The unnamed woman had been on a snorkelling trip in Penzance harbour last Thursday (28 July) when her leg was injured.
After being brought back to shore, she received medical attention from paramedics before being taken to hospital for stitches.
Having later been released, the woman said in a statement: “I just wanted to say that despite how the trip ended, it was amazing to see such majestic creatures in the wild and I don’t for a second want this freak event to tarnish the reputation of an already persecuted species.
"I wanted to thank everyone for their amazing actions. What was a very scary incident was made so much easier by the kindness and calmness of the people around me.
"Thank you to the trip team for getting me back to shore quickly and carefully and making me feel as safe as I possible could."
She added: "We all take these risks when we enter the habitat of a predator and we can never completely predict the reactions of a wild animal."
After the incident, HM Coastguard said it is believed the injury was caused by a suspected shark bite.
If confirmed, it would mark the first incident of its kind in 175 years.
A spokesperson for HM Coastguard said: "HM Coastguard sent Penzance Coastguard Rescue Team to meet a snorkeler who suffered a suspected shark bite.
"The coastguard was notified just before 12.30pm on Thursday (July 28). It is believed the swimmer suffered a leg injury.
"The coastguard team met the casualty at Penzance harbour to assist with passing them into the care of the ambulance service."
According to Historic Cornwall, there are four predatory shark species that frequent the Cornwall coast, including the blue, porbeagle, thresher and mako shark.
But overall, attacks in British waters tend to occur only when the sea creatures are provoked during human activities such as fishing.

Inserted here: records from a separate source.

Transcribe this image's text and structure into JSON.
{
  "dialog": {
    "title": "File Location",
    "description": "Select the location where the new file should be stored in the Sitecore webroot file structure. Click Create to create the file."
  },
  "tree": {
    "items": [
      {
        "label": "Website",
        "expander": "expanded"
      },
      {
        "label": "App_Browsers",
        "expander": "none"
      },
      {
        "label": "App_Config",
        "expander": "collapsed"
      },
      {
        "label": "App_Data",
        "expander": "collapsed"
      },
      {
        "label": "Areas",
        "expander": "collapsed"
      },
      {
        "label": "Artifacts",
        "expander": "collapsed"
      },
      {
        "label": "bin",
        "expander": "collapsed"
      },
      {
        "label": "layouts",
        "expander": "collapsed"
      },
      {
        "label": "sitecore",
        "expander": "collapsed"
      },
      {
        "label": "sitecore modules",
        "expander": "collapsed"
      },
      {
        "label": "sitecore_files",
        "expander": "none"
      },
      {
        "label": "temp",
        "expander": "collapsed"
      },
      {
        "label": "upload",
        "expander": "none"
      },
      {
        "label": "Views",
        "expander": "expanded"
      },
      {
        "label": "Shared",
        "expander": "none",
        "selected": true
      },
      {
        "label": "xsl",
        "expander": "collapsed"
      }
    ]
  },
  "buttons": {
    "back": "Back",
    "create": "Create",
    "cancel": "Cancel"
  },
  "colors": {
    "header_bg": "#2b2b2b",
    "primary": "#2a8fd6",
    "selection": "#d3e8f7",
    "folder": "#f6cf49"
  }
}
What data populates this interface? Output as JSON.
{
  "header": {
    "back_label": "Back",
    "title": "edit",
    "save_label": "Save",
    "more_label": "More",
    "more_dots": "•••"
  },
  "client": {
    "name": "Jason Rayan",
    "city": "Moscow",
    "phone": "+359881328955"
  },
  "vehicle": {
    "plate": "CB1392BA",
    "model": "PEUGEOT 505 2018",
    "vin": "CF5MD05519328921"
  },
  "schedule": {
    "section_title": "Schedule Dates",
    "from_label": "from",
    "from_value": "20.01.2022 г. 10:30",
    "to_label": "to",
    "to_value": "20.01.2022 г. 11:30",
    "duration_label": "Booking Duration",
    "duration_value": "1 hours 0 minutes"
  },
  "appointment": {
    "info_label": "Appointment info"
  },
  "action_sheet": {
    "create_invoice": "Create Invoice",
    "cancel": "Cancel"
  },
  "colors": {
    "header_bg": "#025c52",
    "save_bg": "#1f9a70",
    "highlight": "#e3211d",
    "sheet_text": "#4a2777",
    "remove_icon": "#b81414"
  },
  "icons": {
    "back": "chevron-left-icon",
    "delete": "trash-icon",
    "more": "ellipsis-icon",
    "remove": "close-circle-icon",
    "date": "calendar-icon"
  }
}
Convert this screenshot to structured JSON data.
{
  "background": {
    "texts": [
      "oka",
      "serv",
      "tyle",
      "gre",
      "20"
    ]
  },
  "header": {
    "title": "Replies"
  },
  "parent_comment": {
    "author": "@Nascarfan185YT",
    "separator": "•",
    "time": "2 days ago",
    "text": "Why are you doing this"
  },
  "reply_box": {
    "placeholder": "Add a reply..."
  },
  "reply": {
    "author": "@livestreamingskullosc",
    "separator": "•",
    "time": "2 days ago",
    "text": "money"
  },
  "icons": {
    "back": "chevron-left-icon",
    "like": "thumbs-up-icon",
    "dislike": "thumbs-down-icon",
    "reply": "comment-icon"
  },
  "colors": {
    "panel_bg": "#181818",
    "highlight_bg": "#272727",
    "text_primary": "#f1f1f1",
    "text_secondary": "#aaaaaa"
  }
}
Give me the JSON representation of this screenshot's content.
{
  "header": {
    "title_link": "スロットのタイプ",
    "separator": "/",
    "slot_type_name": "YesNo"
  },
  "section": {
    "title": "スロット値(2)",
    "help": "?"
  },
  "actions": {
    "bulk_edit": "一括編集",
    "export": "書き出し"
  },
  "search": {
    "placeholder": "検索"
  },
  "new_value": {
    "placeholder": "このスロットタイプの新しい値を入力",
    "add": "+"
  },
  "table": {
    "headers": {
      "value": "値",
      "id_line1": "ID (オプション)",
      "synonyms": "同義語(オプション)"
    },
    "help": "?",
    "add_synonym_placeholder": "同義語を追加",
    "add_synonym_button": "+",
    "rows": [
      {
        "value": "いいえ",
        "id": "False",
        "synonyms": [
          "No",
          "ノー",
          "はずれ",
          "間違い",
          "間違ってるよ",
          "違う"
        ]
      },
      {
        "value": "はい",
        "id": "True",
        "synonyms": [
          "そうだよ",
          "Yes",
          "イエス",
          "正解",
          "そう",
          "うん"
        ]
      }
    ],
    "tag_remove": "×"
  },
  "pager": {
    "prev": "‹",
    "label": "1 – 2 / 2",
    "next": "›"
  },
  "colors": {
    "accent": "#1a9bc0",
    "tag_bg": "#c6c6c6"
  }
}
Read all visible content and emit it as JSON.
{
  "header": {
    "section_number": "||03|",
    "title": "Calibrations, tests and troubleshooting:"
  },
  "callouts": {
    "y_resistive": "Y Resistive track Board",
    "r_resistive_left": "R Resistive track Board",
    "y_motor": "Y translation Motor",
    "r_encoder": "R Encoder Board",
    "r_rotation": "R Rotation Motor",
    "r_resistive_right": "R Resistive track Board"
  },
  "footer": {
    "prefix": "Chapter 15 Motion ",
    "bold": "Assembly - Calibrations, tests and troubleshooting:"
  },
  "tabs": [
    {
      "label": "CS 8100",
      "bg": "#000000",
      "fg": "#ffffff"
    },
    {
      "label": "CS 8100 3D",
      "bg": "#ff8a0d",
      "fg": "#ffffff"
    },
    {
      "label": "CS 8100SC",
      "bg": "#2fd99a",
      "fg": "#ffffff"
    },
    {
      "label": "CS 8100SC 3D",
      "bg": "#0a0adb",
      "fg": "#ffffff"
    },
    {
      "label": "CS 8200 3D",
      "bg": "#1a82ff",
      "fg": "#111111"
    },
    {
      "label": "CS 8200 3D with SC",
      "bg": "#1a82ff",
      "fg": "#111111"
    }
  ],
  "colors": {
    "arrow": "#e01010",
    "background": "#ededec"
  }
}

If the shark bite is confirmed it will be the first unprovoked shark attack in British waters since 1847.
The boat tour agency that organised the woman’s snorkelling trip warned against drumming up ‘bad press’ for sharks in the wake of the incident.
It said in a statement: "As we know, these things can happen when we choose to interact with wild animals in their own environment.
"The last thing we want is to let speculation drive the media into a world of bad press for the sharks, under no fault of their own."
Featured Image Credit: Gordon Scammell/Alamy Nature Picture Library/Alamy